He arrived by boat, a German immigrant fleeing war-torn Europe. After setting up a photographic studio in the cultured Flinders Lane, he soon started shooting for the who’s who of fashion. The names Vogue Australia, Sportscraft and Holden rise to mind.
Henry Talbot is a legendary lens man. His renowned and intimate photographs are on display at the National Gallery of Victoria (NGV) for nearly two months running until August 21st, featuring more than 80 images by the émigré.
The collection sheds light on the energising internationalism he brought to Australian photography. Looking at his editorials and celebrity profiles, you find yourself taking second looks at the location. What consistently reads as ‘Melbourne’ is easily mistaken for bustling, lively streets of New York, or even quaint, historic laneways of Paris. Talbot’s ability to transform an image to a wholly unique scene is just one element of the creative skills that make him eminent in the world of photography.
The NGV exhibition covers the ’60s start to finish, from double denim, flowing hair to austere mod-minimalism. The showcase offers insight, in a visual transformation, to the changing role of women. The pictures serve as ingenious historical records and give an inspiring overview of Talbot’s talent.

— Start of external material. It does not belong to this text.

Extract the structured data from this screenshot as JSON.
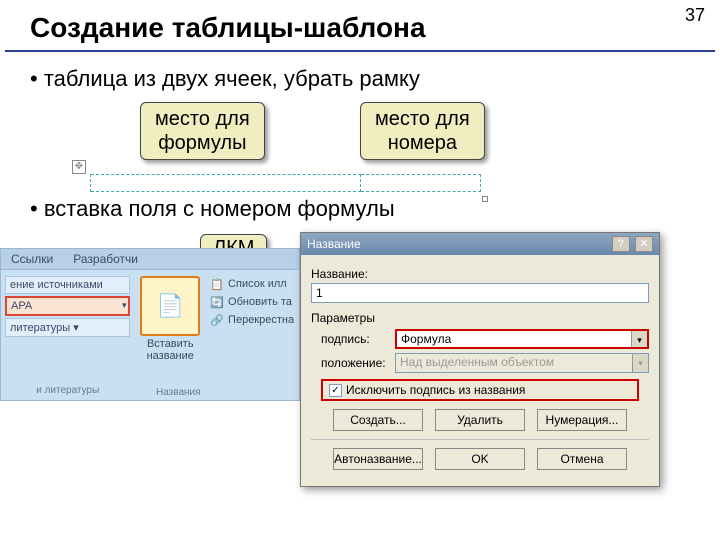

How was the gallery lucky to get its hands on these images? Talbot donated more than 35,000 images to the NGV at the end of the ’80s. Exhibition curator Van Wyk spent momentous hours selecting 80 pieces from the ingenious collection for the retrospective exhibit.
‘Henry Talbot: 1960s Fashion Photographer’ is still running at NGV until August 21st. Entry is free.
Photo of Talbot photography by Taylor Woodward